$ sudo mkdir /home/<name>/.ssh
$ sudo mv ~/.ssh/authorized_keys /home/<name>/.ssh/authorized_keys
$ sudo chown -R <name>:<name> /home/<name>/.ssh

No you should be able to connect remotely via

$ ssh <name>@<chip ip/hostname>

Conclusion

  • We are now able to connect from our main machine to the PocketC.H.I.P. via SSH, secured by our SSH-Key pair
  • We made sure our PocketC.H.I.P. reliably reacts on our commands by disabling the power-management
  • We changed the hostname of the device, so we can e.g. easier distinguish between multiple devices
  • We changed the password of the default user chip
  • We created a new user with root privileges and are able to login with it from remote


Tristan Otto, the T-Rex

iPhone 6, used: SKRWT, VSCO, Enlight


Art in Prinzessinnengarten

iPhone 6, used: SKRWT, VSCO, Enlight


It was my birthday and we found a photobooth. The rest is history.


JavaScript output in Sublime Text

Wouldn't it be nice to execute your JavaScript snippets directly where you write them? Sublime Text allows it to define build logic e.g. to call commands on the currently opened file.

First of all you need to figure out where node is installed:

$ which node
/usr/local/bin/node

SublimeText Build Tools

Afterwards create a new *.sublime-build file via Tools -> Build System -> New Build System and copy & paste the following code:

{
  "cmd": ["/usr/local/bin/node", "$file"],
  "selector": "source.js"
}

If you set your $PATH variable correctly the single node command should also do the job. I prefer the more comprehensive way.

Save this file as e.g. JavaScript.sublime-build inside the Sublime User directory: ~/Library/Application Support/Sublime Text 3/Packages/User/JavaScript.sublime-build.

Let´s see whether everything worked out correctly: You can run the build function manually from Tools -> Build or via CMD + B. In case something doesn't work correctly make sure that

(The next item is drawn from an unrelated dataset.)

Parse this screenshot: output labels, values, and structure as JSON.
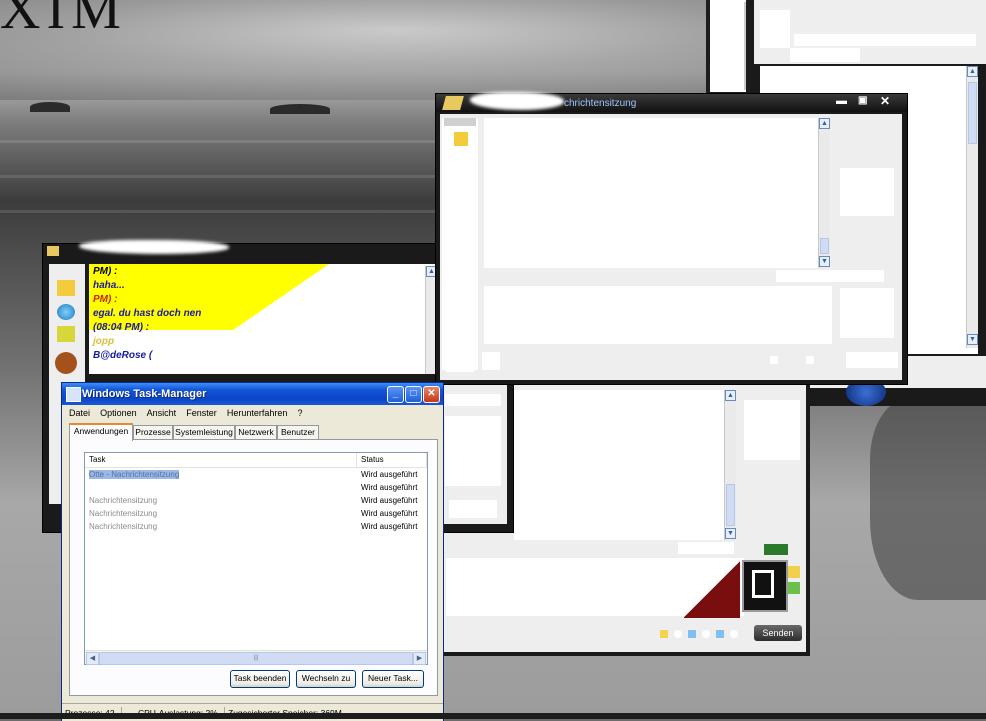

  • you try to build a saved *.js file
  • Automatically or JavaScript is checked in Tools -> Build System

SublimeText console output